In granting the airlines’ motion, the court found that plaintiff’s case was more conveniently suited in Germany. The court found that all of the factors examined as part of the forum non conveniens analysis weighed in favor of dismissal, including the availability and adequacy of the German courts, private interest factors involving access to written evidence and witnesses, as well as plaintiff’s uninhibited ability to reinstate his claim in Germany. Importantly, the court mentioned that while there is normally a “strong presumption” that plaintiff has chosen a convenient forum, the presumption weakens if the plaintiff is not a United States citizen. Bintu at 4. The court specifically found that Germany’s availability as a forum, and the “overwhelming volume of evidence located in Europe” arising from plaintiff’s German residence, in addition to KLM’s documents and cabin crew located either in The Netherlands or elsewhere in Europe, warranted dismissal under forum non conveniens. Bintu at 4.
As the court in Bintu pointed out, although the Montreal Convention exclusively governs the issue of liability for personal injury claims occurring while onboard an aircraft during an international flight, the Convention provides only a basic framework, rather than an entire body of substantive law needed to adjudicate a claim. Bintu at 4. Certain essential questions are not addressed by the Convention, including issues of compensatory damages and procedure, which are instead governed by the applicable domestic law. Given how these elements of local law may impact the outcome of a particular case, venue considerations remain a crucial threshold question for all claims that fall under the Montreal Convention’s purview.
Michael W. Aceto concentrates his practice in the areas of product liability, toxic tort, environmental, and general liability claims. He is a trial lawyer with experience defending companies and individuals in matters involving mass torts including asbestos, benzene, talc, mold, lead, and other chemicals, and dedicates a significant portion of his practice to complex product liability actions involving industrial equipment, commercial and consumer motor vehicles, construction machinery, and household consumer products.
Before entering private practice, Michael served as a law clerk in the Torts Litigation Section of the Pennsylvania Office of Attorney General and as a judicial law clerk to the Hon. Edward Griffith in the Chester County, PA Court of Common Pleas. In addition, he focuses his pro bono practice on counseling non-profit organizations in the educational system. Read more
Gray has extensive New York civil litigation experience defending high exposure cases involving alleged premises, construction, elevator, New York State Labor Law, environmental and toxic torts, asbestos, landscaping, auto, and municipality claims. Prior to joining Perez Morris Hyde, Gray spent over 5 years with his prior firm as lead counsel for cases at the Trial and Appellate levels, including a published and favorable decision by the First Department, Appellate Division of New York.
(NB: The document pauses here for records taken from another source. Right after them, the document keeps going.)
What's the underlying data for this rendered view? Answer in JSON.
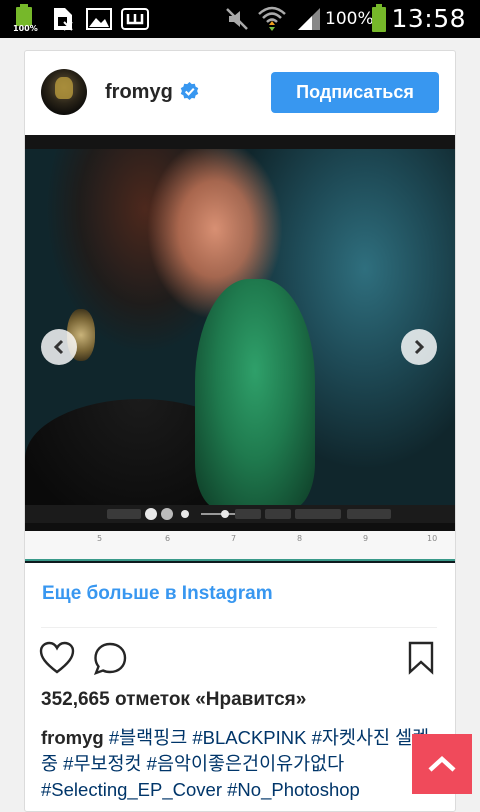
{
  "status_bar": {
    "notification_badge": "100%",
    "battery_percent": "100%",
    "time": "13:58",
    "icons": [
      "battery-charging-icon",
      "no-sim-icon",
      "gallery-icon",
      "keyboard-icon",
      "mute-icon",
      "wifi-icon",
      "signal-icon",
      "battery-icon"
    ]
  },
  "post": {
    "username": "fromyg",
    "verified": true,
    "follow_label": "Подписаться",
    "accent_color": "#3897f0",
    "photo": {
      "toolbar_ruler_numbers": [
        "5",
        "6",
        "7",
        "8",
        "9",
        "10"
      ]
    },
    "more_link": "Еще больше в Instagram",
    "likes_text": "352,665 отметок «Нравится»",
    "caption": {
      "user": "fromyg",
      "tags": "#블랙핑크 #BLACKPINK #자켓사진 셀렉중 #무보정컷 #음악이좋은건이유가없다 #Selecting_EP_Cover #No_Photoshop"
    }
  },
  "floating_button": {
    "icon": "chevron-up-icon",
    "color": "#f04a5b"
  }
}
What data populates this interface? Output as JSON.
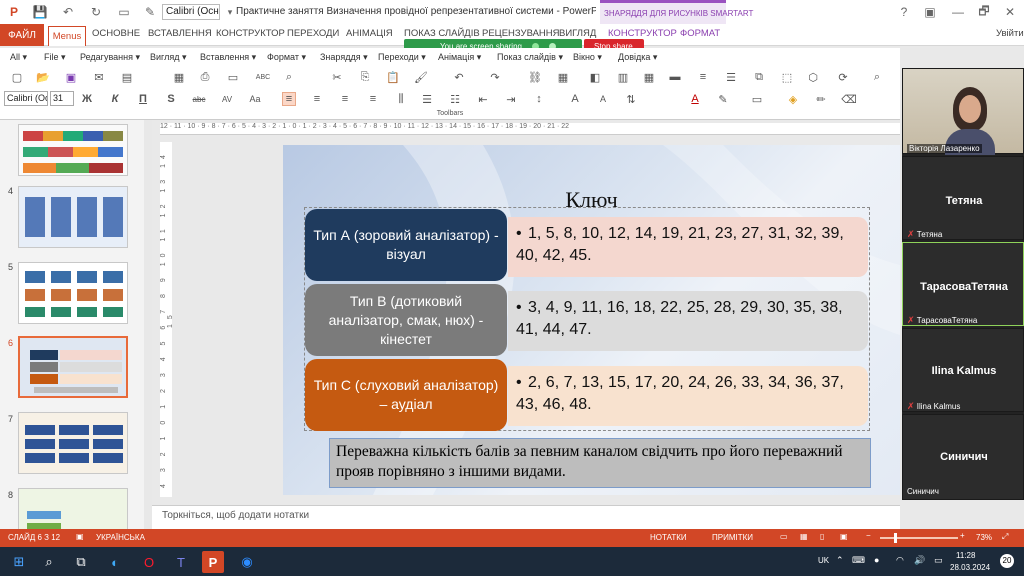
{
  "window": {
    "font_box": "Calibri (Осн",
    "doc_title": "Практичне заняття Визначення провідної репрезентативної системи - PowerPoint (не вдал...",
    "context_tab": "ЗНАРЯДДЯ ДЛЯ РИСУНКІВ SMARTART",
    "controls": [
      "?",
      "▣",
      "—",
      "🗗",
      "✕"
    ]
  },
  "tabs": {
    "file": "ФАЙЛ",
    "menus": "Menus",
    "items": [
      "ОСНОВНЕ",
      "ВСТАВЛЕННЯ",
      "КОНСТРУКТОР",
      "ПЕРЕХОДИ",
      "АНІМАЦІЯ",
      "ПОКАЗ СЛАЙДІВ",
      "РЕЦЕНЗУВАННЯ",
      "ВИГЛЯД",
      "КОНСТРУКТОР",
      "ФОРМАТ"
    ],
    "user": "Увійти"
  },
  "sharing": {
    "text": "You are screen sharing",
    "stop": "Stop share"
  },
  "menus": [
    "All ▾",
    "File ▾",
    "Редагування ▾",
    "Вигляд ▾",
    "Вставлення ▾",
    "Формат ▾",
    "Знаряддя ▾",
    "Переходи ▾",
    "Анімація ▾",
    "Показ слайдів ▾",
    "Вікно ▾",
    "Довідка ▾"
  ],
  "toolbar": {
    "font": "Calibri (Ос",
    "size": "31",
    "label": "Toolbars"
  },
  "thumbs": [
    {
      "num": ""
    },
    {
      "num": "4"
    },
    {
      "num": "5"
    },
    {
      "num": "6"
    },
    {
      "num": "7"
    },
    {
      "num": "8"
    }
  ],
  "ruler_top": "12 · 11 · 10 · 9 · 8 · 7 · 6 · 5 · 4 · 3 · 2 · 1 · 0 · 1 · 2 · 3 · 4 · 5 · 6 · 7 · 8 · 9 · 10 · 11 · 12 · 13 · 14 · 15 · 16 · 17 · 18 · 19 · 20 · 21 · 22",
  "ruler_left": "4 3 2 1 0 1 2 3 4 5 6 7 8 9 10 11 12 13 14 15",
  "slide": {
    "title": "Ключ",
    "rows": [
      {
        "label": "Тип А (зоровий аналізатор) - візуал",
        "detail": "1, 5, 8, 10, 12, 14, 19, 21, 23, 27, 31, 32, 39, 40, 42, 45.",
        "color": "#1f3b5e",
        "detail_bg": "#f4d7cf"
      },
      {
        "label": "Тип В (дотиковий аналізатор, смак, нюх) - кінестет",
        "detail": "3, 4, 9, 11, 16, 18, 22, 25, 28, 29, 30, 35, 38, 41, 44, 47.",
        "color": "#7b7b7b",
        "detail_bg": "#dcdcdc"
      },
      {
        "label": "Тип С (слуховий аналізатор) – аудіал",
        "detail": "2, 6, 7, 13, 15, 17, 20, 24, 26, 33, 34, 36, 37, 43, 46, 48.",
        "color": "#c55a11",
        "detail_bg": "#f8e2cf"
      }
    ],
    "note": "Переважна кількість балів за певним каналом свідчить про його переважний прояв порівняно з іншими видами."
  },
  "notes_placeholder": "Торкніться, щоб додати нотатки",
  "status": {
    "slide": "СЛАЙД 6 З 12",
    "lang": "УКРАЇНСЬКА",
    "notes": "НОТАТКИ",
    "comments": "ПРИМІТКИ",
    "zoom": "73%"
  },
  "participants": [
    {
      "name": "Вікторія Лазаренко",
      "label": "Вікторія Лазаренко",
      "video": true
    },
    {
      "name": "Тетяна",
      "label": "Тетяна",
      "video": false
    },
    {
      "name": "ТарасоваТетяна",
      "label": "ТарасоваТетяна",
      "video": false
    },
    {
      "name": "Ilina Kalmus",
      "label": "Ilina Kalmus",
      "video": false
    },
    {
      "name": "Синичич",
      "label": "Синичич",
      "video": false
    }
  ],
  "taskbar": {
    "lang": "UK",
    "time": "11:28",
    "date": "28.03.2024",
    "notif": "20"
  }
}
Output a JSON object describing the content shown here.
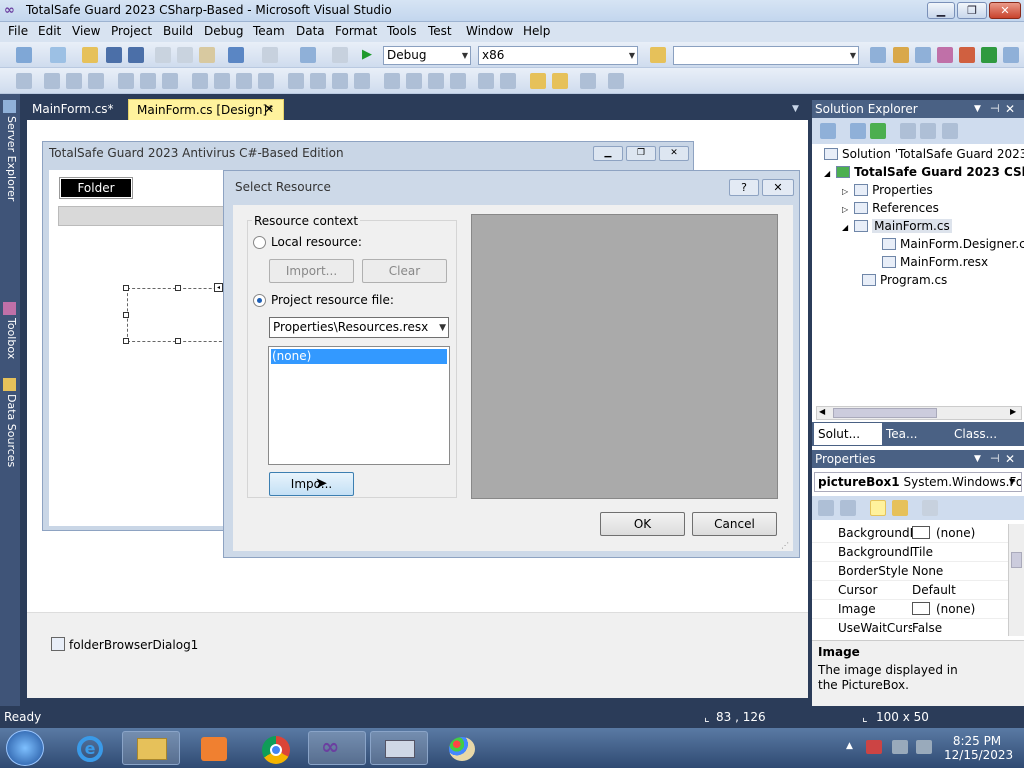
{
  "window": {
    "title": "TotalSafe Guard 2023 CSharp-Based - Microsoft Visual Studio"
  },
  "menu": [
    "File",
    "Edit",
    "View",
    "Project",
    "Build",
    "Debug",
    "Team",
    "Data",
    "Format",
    "Tools",
    "Test",
    "Window",
    "Help"
  ],
  "toolbar": {
    "config": "Debug",
    "platform": "x86"
  },
  "left_tabs": [
    "Server Explorer",
    "Toolbox",
    "Data Sources"
  ],
  "doc_tabs": [
    {
      "label": "MainForm.cs*"
    },
    {
      "label": "MainForm.cs [Design]*"
    }
  ],
  "form": {
    "title": "TotalSafe Guard 2023 Antivirus C#-Based Edition",
    "folder_button": "Folder"
  },
  "dialog": {
    "title": "Select Resource",
    "help": "?",
    "group": "Resource context",
    "local_label": "Local resource:",
    "import1": "Import...",
    "clear": "Clear",
    "project_label": "Project resource file:",
    "resx_value": "Properties\\Resources.resx",
    "list_item": "(none)",
    "import2": "Impo...",
    "ok": "OK",
    "cancel": "Cancel"
  },
  "tray": {
    "item": "folderBrowserDialog1"
  },
  "solution_explorer": {
    "title": "Solution Explorer",
    "nodes": [
      "Solution 'TotalSafe Guard 2023 C",
      "TotalSafe Guard 2023 CShar",
      "Properties",
      "References",
      "MainForm.cs",
      "MainForm.Designer.cs",
      "MainForm.resx",
      "Program.cs"
    ],
    "tabs": [
      "Solut...",
      "Tea...",
      "Class..."
    ]
  },
  "properties": {
    "title": "Properties",
    "object": "pictureBox1",
    "object_type": "System.Windows.For",
    "rows": [
      {
        "name": "BackgroundIr",
        "value": "(none)"
      },
      {
        "name": "BackgroundIr",
        "value": "Tile"
      },
      {
        "name": "BorderStyle",
        "value": "None"
      },
      {
        "name": "Cursor",
        "value": "Default"
      },
      {
        "name": "Image",
        "value": "(none)"
      },
      {
        "name": "UseWaitCursc",
        "value": "False"
      }
    ],
    "desc_title": "Image",
    "desc_text": "The image displayed in the PictureBox."
  },
  "status": {
    "text": "Ready",
    "coords": "83 , 126",
    "size": "100 x 50"
  },
  "clock": {
    "time": "8:25 PM",
    "date": "12/15/2023"
  },
  "colors": {
    "accent": "#2b3c59",
    "selection": "#3399ff",
    "tab_active": "#fff29d"
  }
}
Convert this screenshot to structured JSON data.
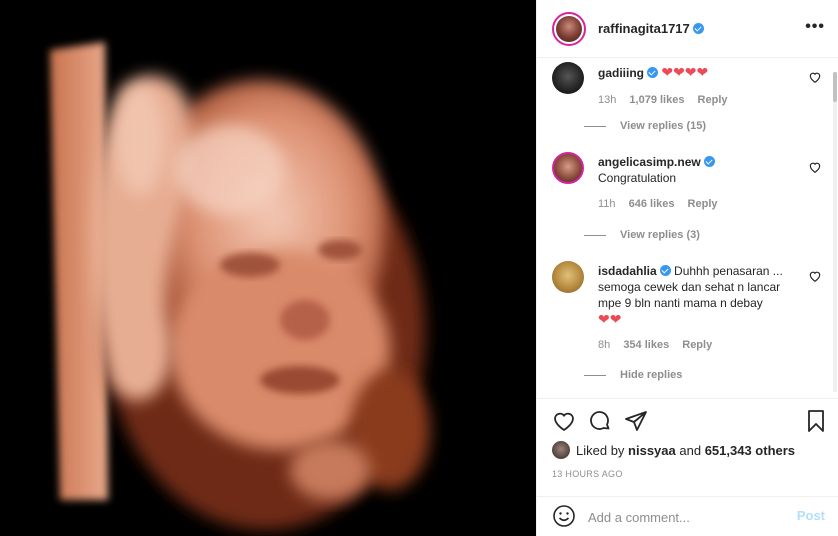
{
  "post": {
    "username": "raffinagita1717",
    "verified": true
  },
  "comments": [
    {
      "username": "gadiiing",
      "verified": true,
      "text": "❤❤❤❤",
      "time": "13h",
      "likes": "1,079 likes",
      "reply": "Reply",
      "replies": "View replies (15)"
    },
    {
      "username": "angelicasimp.new",
      "verified": true,
      "text": "Congratulation",
      "time": "11h",
      "likes": "646 likes",
      "reply": "Reply",
      "replies": "View replies (3)"
    },
    {
      "username": "isdadahlia",
      "verified": true,
      "text": "Duhhh penasaran ... semoga cewek dan sehat n lancar mpe 9 bln nanti mama n debay",
      "hearts": "❤❤",
      "time": "8h",
      "likes": "354 likes",
      "reply": "Reply",
      "replies": "Hide replies"
    }
  ],
  "likes": {
    "prefix": "Liked by",
    "user": "nissyaa",
    "and": "and",
    "count": "651,343 others"
  },
  "time_ago": "13 HOURS AGO",
  "add_comment": {
    "placeholder": "Add a comment...",
    "post_label": "Post"
  },
  "colors": {
    "accent": "#3897f0",
    "heart": "#ed4956",
    "post_disabled": "#b2dffc"
  }
}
Dillon K. v. N. Blvd. 4818, LLC, 161 A.D.3d 664, 77 N.Y.S.3d 69 (N.Y. App. Div. 2018).
Gray is excited to be a part of the growing and collaborative, NAMWOLF certified team at Perez Morris. Read more